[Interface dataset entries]
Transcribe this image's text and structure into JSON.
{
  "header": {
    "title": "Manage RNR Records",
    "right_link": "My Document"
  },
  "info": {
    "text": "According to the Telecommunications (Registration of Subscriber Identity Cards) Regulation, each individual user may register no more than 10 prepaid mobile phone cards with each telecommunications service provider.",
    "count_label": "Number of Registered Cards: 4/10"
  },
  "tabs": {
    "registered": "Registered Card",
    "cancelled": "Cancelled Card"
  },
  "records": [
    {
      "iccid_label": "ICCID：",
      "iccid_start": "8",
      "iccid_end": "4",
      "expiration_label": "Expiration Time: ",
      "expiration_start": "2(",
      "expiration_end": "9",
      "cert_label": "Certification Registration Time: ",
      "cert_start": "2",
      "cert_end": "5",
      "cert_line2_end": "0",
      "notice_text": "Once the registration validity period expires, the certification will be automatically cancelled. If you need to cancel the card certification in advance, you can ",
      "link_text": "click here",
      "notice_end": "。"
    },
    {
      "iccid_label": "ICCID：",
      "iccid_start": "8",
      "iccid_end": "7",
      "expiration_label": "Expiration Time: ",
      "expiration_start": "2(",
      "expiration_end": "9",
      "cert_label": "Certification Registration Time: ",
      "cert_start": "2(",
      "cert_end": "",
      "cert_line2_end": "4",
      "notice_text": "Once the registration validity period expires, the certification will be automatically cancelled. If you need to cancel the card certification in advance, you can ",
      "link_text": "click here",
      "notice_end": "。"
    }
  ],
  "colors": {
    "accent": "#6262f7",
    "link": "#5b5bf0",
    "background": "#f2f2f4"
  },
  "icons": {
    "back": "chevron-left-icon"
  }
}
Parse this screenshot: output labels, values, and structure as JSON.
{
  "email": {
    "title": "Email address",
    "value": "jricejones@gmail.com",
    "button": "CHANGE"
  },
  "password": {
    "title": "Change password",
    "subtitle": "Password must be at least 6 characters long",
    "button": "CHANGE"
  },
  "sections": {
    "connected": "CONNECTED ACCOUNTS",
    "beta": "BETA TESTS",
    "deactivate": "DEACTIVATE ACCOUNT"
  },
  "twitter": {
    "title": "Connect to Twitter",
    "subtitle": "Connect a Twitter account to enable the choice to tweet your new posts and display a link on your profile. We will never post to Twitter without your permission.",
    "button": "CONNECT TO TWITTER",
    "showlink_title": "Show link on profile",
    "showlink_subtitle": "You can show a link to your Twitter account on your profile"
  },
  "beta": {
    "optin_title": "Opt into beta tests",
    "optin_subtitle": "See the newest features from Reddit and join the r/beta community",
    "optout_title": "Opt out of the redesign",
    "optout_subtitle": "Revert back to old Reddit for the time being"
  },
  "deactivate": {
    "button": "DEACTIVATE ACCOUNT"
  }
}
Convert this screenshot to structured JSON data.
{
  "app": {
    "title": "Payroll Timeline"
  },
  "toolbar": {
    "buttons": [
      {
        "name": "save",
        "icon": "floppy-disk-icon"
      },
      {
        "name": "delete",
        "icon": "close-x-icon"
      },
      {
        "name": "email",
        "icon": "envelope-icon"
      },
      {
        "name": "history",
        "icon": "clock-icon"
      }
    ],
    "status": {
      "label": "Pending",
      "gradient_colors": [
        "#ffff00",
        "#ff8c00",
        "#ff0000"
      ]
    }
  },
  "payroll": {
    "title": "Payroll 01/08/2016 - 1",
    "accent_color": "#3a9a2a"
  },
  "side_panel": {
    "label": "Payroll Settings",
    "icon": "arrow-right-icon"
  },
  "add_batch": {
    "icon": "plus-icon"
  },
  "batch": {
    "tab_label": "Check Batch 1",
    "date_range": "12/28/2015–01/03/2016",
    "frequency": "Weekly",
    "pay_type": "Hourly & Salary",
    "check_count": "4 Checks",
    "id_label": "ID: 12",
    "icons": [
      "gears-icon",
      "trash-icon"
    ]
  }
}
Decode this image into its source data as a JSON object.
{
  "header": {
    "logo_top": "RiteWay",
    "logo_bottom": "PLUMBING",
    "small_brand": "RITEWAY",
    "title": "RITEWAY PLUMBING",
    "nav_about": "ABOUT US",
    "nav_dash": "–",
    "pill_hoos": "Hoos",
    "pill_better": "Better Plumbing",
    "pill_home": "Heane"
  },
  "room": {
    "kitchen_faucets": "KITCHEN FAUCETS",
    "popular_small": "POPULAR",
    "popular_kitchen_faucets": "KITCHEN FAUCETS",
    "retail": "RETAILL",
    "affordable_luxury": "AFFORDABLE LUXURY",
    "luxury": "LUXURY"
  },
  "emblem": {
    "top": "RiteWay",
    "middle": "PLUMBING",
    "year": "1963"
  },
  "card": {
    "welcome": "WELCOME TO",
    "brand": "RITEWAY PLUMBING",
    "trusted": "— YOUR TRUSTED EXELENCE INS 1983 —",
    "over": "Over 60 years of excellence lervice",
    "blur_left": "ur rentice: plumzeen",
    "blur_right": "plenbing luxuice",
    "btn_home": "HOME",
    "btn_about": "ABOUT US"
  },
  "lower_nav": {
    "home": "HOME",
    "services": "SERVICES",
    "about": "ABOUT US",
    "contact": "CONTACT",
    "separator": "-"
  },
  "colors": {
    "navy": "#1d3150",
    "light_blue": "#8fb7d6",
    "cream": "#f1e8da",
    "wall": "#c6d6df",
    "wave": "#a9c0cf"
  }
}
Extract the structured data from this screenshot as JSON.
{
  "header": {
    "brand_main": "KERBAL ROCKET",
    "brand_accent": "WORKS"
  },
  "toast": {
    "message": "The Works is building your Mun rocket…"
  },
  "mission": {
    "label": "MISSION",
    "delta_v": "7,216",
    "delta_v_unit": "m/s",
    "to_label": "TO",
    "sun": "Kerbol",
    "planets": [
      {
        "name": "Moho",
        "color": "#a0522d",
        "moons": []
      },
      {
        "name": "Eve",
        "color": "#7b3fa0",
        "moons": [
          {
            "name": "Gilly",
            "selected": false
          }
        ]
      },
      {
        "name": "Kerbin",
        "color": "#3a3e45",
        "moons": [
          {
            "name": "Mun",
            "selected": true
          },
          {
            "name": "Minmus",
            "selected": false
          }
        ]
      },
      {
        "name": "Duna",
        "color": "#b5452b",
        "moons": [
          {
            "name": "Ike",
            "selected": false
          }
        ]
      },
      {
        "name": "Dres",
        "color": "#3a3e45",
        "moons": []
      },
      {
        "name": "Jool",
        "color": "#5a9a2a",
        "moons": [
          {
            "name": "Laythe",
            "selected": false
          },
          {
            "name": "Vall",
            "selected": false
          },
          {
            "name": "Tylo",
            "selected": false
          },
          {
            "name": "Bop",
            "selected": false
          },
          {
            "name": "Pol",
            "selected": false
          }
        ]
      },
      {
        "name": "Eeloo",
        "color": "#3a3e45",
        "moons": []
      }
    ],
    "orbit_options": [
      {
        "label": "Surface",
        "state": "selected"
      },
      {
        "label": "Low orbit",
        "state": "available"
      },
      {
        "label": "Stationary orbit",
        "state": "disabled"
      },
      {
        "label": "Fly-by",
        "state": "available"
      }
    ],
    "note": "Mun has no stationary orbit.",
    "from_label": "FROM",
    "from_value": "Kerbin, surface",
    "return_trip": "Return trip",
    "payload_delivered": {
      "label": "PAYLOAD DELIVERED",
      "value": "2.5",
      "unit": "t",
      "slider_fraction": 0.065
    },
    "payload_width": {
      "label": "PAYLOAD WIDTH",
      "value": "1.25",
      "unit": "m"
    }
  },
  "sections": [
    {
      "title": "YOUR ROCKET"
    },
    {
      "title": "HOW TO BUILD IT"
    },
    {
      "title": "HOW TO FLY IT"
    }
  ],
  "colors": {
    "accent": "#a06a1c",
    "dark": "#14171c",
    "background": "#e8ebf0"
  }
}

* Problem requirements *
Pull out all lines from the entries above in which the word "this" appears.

* Task output *
Transcribe this image's text and structure into JSON.
Parse this screenshot: output labels, values, and structure as JSON.
Convert this screenshot to structured JSON data.
Decode this image into its source data as a JSON object.
Extract the structured data from this screenshot as JSON.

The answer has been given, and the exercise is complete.